I’m a romantic as well. After all, the setting for the Riley mystery series is San Francisco, the city where Tony Bennett left his heart. And this was the destination of a drive across the desert from Albuquerque in 1982 with my new bride on our very romantic and very frugal honeymoon.
If you doubt my sentimental inclinations, check out this short YouTube interview about POISONED JUSTICE and why I chose San Francisco (from minute 1:00 to 2:00 says it all: ).
The classic, pulp fiction characters (Philip Marlowe, Mike Hammer, and Sam Spade) lacked steady girlfriends and romantic inclinations, let alone 35-year marriages. But one of the joys of genre fiction is bending and subverting the form.
Some recent noir-style mysteries have incorporated relationships between a detective and a strong, smart woman (not the dame or femme fatale of earlier works). Consider Robert Parker’s series featuring Spenser (who was, by the way, born in Laramie) and his romantic partner, Susan Silverman, a psychologist who loves Spenser but cuts him no slack.
In my second book (coming this fall), Riley falls in love with a woman who is beautiful but not pretty and fierce but not brutal. Her Spanish/Native American parentage contrasts with and complements his Irish ancestry as both take pride in their heritage. She’s an ex-cop who left the force to move up into federal law enforcement, while he was kicked off the force and moved down into extermination. Like Riley, Nina is approaching middle age and trying to shape life on her own terms.
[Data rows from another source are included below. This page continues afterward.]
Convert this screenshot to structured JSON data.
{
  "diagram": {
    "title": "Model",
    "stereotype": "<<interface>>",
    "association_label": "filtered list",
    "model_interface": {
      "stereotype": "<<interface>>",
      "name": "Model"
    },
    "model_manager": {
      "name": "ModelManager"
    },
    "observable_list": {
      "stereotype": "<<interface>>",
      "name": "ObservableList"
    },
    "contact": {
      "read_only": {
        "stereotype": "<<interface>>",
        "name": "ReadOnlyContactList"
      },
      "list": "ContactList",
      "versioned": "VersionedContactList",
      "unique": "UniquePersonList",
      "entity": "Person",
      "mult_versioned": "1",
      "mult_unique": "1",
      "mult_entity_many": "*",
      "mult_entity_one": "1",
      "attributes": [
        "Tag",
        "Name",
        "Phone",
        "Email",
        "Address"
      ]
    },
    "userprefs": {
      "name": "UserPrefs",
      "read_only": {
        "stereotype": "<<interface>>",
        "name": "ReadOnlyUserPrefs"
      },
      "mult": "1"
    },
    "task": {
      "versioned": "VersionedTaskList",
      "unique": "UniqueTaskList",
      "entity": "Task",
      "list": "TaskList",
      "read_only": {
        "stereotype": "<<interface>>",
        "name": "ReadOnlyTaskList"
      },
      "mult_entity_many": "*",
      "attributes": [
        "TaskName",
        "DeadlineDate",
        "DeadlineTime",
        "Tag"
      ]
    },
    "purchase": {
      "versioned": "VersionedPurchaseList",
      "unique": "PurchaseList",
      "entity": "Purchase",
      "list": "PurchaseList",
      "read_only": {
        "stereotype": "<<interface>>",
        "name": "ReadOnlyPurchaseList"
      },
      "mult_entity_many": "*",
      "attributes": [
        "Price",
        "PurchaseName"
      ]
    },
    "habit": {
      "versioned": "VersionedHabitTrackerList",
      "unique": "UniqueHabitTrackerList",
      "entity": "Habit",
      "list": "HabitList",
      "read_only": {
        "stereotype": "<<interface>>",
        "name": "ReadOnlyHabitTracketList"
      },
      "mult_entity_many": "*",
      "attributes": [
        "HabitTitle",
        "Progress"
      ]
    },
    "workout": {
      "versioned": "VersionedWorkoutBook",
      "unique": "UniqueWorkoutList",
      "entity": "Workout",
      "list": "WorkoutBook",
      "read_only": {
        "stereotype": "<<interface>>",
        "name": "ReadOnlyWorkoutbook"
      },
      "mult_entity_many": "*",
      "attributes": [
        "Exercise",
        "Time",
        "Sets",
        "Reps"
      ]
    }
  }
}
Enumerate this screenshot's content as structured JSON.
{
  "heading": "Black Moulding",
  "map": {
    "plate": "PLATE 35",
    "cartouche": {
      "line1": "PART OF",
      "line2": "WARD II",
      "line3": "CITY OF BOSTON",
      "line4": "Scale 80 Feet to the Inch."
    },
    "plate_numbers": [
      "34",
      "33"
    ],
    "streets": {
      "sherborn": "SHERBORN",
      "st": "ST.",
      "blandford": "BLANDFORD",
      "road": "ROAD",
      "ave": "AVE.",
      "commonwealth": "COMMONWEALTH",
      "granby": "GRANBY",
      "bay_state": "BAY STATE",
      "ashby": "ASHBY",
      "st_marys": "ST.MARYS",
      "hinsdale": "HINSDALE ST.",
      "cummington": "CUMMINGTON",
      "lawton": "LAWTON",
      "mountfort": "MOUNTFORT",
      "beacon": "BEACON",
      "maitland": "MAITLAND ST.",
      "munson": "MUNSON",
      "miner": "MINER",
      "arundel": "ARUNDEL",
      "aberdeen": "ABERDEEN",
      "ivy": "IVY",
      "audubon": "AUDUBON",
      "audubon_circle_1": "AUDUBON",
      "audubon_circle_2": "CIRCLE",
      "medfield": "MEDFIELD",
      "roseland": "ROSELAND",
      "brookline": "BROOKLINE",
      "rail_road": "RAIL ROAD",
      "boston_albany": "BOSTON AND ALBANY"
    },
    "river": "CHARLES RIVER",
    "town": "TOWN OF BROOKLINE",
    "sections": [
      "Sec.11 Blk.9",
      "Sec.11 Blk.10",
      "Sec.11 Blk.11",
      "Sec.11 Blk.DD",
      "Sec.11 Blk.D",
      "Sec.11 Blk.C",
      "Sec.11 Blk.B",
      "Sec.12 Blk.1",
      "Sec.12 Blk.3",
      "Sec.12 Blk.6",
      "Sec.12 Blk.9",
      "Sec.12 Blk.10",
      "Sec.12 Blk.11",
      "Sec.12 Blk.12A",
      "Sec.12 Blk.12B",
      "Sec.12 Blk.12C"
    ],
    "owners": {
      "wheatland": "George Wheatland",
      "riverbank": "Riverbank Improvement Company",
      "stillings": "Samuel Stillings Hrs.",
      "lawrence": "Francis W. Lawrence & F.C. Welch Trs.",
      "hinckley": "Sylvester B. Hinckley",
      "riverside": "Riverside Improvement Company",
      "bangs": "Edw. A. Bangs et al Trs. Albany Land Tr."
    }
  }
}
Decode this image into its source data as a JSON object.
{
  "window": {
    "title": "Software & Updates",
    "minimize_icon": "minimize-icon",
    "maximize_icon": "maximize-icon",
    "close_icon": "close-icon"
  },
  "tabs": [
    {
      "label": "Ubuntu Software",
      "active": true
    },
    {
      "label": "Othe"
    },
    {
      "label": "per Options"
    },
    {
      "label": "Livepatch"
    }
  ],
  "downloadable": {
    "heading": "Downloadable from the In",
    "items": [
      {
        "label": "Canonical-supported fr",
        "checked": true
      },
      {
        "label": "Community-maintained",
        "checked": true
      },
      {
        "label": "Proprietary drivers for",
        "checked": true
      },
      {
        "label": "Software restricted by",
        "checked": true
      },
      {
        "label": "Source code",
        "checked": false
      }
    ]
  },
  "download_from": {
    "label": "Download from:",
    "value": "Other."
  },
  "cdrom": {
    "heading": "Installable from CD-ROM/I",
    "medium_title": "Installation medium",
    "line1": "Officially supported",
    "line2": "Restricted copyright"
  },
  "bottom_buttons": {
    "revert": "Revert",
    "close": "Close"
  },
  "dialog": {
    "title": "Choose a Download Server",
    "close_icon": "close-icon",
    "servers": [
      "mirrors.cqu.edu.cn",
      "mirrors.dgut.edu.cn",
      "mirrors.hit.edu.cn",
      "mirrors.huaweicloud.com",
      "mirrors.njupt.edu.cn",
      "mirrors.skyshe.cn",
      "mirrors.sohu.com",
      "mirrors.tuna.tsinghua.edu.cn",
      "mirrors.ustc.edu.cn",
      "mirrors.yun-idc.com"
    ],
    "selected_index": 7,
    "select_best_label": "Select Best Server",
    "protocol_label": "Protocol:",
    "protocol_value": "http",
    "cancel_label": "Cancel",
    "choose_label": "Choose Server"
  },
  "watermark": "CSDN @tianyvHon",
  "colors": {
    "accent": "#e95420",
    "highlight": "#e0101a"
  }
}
Is my next book a romance novel? Far from it! But does the reader find that the hard-boiled detective is also soft-hearted? Well, maybe—at least when he’s more than met his match.